━━━ SUPPLIED DATA
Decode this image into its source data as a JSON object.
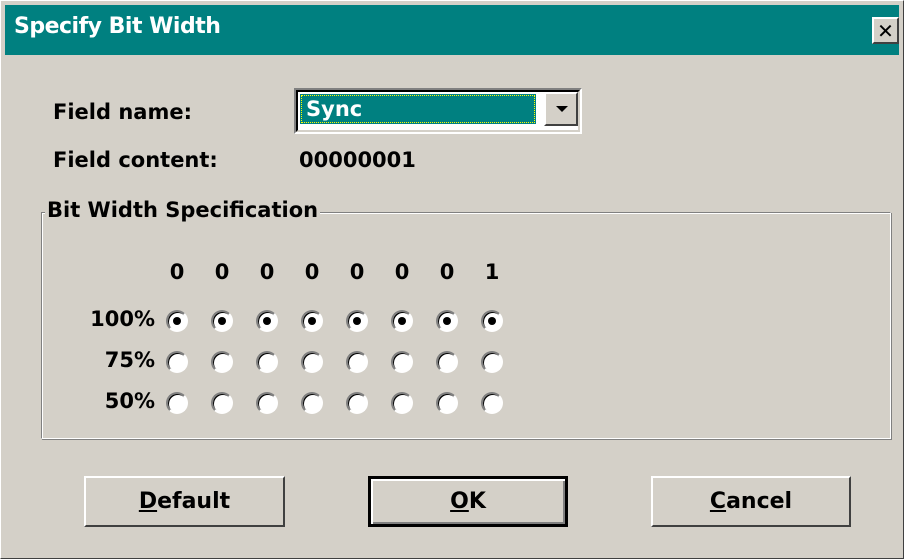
{
  "window": {
    "title": "Specify Bit Width",
    "close_glyph": "✕"
  },
  "field_name": {
    "label": "Field name:",
    "value": "Sync"
  },
  "field_content": {
    "label": "Field content:",
    "value": "00000001"
  },
  "group": {
    "title": "Bit Width Specification",
    "bits": [
      "0",
      "0",
      "0",
      "0",
      "0",
      "0",
      "0",
      "1"
    ],
    "rows": [
      {
        "label": "100%",
        "selected": [
          true,
          true,
          true,
          true,
          true,
          true,
          true,
          true
        ]
      },
      {
        "label": "75%",
        "selected": [
          false,
          false,
          false,
          false,
          false,
          false,
          false,
          false
        ]
      },
      {
        "label": "50%",
        "selected": [
          false,
          false,
          false,
          false,
          false,
          false,
          false,
          false
        ]
      }
    ]
  },
  "buttons": {
    "default": {
      "mnemonic": "D",
      "rest": "efault"
    },
    "ok": {
      "mnemonic": "O",
      "rest": "K"
    },
    "cancel": {
      "mnemonic": "C",
      "rest": "ancel"
    }
  },
  "colors": {
    "titlebar": "#008080",
    "face": "#d4d0c8",
    "selection": "#008080"
  }
}
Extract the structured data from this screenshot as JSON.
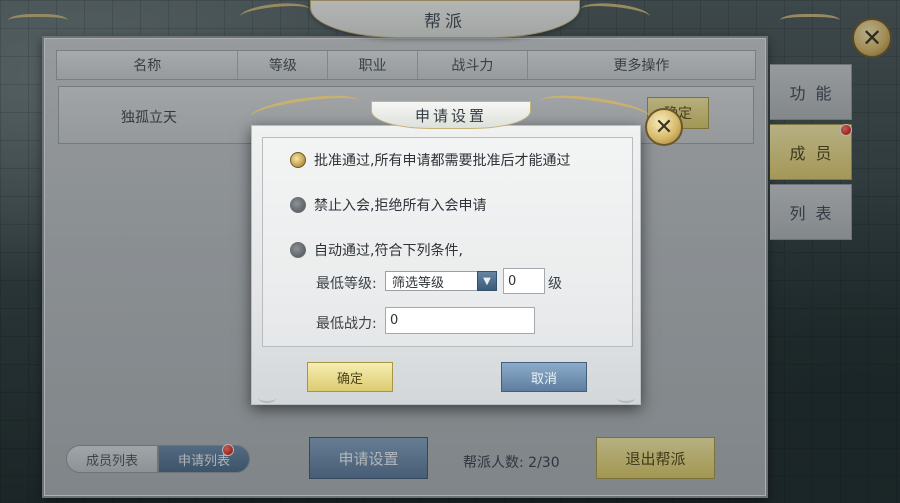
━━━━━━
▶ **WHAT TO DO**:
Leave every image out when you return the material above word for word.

▶ **RESPONSE BELOW**:
Decode this image into its source data as a JSON object.
{
  "window": {
    "title": "Specify Bit Width",
    "close_glyph": "✕"
  },
  "field_name": {
    "label": "Field name:",
    "value": "Sync"
  },
  "field_content": {
    "label": "Field content:",
    "value": "00000001"
  },
  "group": {
    "title": "Bit Width Specification",
    "bits": [
      "0",
      "0",
      "0",
      "0",
      "0",
      "0",
      "0",
      "1"
    ],
    "rows": [
      {
        "label": "100%",
        "selected": [
          true,
          true,
          true,
          true,
          true,
          true,
          true,
          true
        ]
      },
      {
        "label": "75%",
        "selected": [
          false,
          false,
          false,
          false,
          false,
          false,
          false,
          false
        ]
      },
      {
        "label": "50%",
        "selected": [
          false,
          false,
          false,
          false,
          false,
          false,
          false,
          false
        ]
      }
    ]
  },
  "buttons": {
    "default": {
      "mnemonic": "D",
      "rest": "efault"
    },
    "ok": {
      "mnemonic": "O",
      "rest": "K"
    },
    "cancel": {
      "mnemonic": "C",
      "rest": "ancel"
    }
  },
  "colors": {
    "titlebar": "#008080",
    "face": "#d4d0c8",
    "selection": "#008080"
  }
}
Extract the structured data from this screenshot as JSON.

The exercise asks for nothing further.